Where a line in the entries below contains the word "title", it counts; give the total by itself.

MATERIAL SHOWN.
- - - - -

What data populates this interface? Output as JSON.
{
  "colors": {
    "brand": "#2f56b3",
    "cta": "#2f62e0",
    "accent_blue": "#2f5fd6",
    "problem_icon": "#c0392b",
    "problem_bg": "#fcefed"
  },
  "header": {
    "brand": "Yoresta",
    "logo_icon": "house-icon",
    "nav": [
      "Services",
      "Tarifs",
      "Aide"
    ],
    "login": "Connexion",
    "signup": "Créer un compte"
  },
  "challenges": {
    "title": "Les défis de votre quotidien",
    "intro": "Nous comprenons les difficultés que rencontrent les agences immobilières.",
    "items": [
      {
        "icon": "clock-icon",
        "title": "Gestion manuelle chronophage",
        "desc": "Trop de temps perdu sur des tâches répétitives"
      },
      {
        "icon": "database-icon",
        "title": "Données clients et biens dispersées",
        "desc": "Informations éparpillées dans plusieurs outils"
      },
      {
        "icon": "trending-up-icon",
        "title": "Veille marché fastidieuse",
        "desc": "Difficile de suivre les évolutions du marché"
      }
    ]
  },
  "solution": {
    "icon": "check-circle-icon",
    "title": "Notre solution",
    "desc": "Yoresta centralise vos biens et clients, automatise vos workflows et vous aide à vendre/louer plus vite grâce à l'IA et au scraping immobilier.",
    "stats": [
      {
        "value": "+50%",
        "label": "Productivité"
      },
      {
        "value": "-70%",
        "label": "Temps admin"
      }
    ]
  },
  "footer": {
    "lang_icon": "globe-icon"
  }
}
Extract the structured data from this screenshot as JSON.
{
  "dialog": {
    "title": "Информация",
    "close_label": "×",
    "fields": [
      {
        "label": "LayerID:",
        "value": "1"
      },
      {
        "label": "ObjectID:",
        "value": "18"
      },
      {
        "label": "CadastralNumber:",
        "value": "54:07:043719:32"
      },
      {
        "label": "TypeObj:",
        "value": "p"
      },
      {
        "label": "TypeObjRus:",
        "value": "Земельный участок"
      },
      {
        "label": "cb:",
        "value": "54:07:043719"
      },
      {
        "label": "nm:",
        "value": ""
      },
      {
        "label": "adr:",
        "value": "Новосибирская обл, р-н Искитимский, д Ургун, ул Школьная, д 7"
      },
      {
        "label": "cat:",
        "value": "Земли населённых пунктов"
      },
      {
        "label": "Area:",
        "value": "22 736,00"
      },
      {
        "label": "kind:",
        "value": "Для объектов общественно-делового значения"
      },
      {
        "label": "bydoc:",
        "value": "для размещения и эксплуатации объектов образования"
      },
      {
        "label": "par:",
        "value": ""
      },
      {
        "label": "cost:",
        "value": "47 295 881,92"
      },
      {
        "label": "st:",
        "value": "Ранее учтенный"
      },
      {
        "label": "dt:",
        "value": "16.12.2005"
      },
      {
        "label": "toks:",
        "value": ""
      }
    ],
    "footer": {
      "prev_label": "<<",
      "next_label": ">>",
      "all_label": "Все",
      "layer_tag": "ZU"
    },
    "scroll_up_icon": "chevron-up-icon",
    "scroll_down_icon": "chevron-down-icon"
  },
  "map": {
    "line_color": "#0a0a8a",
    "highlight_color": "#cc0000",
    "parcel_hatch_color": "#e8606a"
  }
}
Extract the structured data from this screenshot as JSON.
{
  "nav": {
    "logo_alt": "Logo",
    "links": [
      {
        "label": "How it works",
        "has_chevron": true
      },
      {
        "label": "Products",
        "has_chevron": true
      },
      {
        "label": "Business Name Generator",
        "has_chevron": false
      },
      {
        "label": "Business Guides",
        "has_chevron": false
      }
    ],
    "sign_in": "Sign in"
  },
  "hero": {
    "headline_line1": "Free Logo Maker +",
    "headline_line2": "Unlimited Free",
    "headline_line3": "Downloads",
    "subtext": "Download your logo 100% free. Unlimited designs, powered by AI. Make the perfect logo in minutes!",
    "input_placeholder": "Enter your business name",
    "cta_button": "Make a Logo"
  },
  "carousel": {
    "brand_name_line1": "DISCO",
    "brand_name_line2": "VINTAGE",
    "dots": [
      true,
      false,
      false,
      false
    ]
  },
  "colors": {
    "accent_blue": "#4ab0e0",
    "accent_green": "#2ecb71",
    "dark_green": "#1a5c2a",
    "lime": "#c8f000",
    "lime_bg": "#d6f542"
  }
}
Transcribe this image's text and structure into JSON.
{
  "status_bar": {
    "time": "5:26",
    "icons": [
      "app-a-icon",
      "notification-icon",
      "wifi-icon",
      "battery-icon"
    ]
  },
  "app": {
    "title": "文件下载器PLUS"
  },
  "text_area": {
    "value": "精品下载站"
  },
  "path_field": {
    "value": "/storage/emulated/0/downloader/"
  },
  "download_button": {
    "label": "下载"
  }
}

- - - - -

RESPONSE AREA. 7